**Task description:** Search the entries below for the string "heading" and copy the lines that hold it.

**Material to process:**
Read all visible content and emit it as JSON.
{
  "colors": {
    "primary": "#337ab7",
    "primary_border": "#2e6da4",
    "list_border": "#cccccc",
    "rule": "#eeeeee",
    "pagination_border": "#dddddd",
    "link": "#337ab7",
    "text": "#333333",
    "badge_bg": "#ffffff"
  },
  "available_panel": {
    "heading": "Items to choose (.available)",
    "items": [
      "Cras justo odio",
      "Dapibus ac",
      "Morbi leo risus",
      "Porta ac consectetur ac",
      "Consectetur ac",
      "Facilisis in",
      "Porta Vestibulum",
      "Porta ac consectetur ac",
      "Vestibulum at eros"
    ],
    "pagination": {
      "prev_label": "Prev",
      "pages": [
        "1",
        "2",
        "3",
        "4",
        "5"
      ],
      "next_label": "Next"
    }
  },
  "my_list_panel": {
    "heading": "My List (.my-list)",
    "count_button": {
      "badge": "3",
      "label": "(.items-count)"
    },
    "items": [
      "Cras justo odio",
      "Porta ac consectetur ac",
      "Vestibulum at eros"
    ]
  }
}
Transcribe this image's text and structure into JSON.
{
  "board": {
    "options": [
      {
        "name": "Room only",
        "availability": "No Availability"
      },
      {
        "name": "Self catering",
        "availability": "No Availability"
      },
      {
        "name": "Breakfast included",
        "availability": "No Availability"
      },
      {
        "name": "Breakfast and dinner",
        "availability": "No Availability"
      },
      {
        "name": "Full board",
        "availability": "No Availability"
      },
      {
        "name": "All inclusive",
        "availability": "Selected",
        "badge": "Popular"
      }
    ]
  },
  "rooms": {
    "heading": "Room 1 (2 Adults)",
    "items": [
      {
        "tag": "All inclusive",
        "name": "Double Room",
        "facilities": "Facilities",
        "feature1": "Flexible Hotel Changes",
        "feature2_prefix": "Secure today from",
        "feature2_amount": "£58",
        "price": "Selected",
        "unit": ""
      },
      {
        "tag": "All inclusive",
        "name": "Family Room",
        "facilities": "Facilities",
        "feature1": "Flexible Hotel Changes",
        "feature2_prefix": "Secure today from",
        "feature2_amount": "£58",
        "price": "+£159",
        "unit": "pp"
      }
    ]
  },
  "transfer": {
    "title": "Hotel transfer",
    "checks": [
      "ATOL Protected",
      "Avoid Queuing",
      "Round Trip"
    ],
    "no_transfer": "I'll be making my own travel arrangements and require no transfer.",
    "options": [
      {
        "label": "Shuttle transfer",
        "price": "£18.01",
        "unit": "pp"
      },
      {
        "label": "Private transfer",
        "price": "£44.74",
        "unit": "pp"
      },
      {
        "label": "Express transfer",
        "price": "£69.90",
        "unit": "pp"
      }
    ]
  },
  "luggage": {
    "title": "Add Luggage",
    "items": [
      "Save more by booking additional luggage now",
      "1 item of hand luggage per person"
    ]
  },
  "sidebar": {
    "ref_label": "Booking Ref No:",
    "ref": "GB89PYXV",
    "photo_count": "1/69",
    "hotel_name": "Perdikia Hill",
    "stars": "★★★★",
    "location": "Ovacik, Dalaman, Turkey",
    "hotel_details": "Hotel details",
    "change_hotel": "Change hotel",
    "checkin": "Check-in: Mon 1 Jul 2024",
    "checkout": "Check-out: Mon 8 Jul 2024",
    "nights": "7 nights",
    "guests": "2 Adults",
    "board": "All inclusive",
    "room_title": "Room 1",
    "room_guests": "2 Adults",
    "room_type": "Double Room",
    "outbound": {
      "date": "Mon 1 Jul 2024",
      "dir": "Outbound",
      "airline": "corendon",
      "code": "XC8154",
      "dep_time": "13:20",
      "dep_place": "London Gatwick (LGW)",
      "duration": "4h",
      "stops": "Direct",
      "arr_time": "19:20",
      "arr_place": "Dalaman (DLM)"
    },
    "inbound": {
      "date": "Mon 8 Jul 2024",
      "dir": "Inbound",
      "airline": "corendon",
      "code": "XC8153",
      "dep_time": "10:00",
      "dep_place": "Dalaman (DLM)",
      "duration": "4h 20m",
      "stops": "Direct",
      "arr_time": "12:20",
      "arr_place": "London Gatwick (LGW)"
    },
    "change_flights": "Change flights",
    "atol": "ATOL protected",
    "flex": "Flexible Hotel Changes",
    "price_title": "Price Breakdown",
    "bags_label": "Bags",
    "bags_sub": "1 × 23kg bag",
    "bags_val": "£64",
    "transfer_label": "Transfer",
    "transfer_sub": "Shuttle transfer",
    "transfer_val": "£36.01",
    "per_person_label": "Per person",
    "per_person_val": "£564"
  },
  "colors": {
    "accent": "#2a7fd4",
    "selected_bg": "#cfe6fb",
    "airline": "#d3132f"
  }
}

**Exercise response:**
    "heading": "Items to choose (.available)",
    "heading": "My List (.my-list)",
    "heading": "Room 1 (2 Adults)",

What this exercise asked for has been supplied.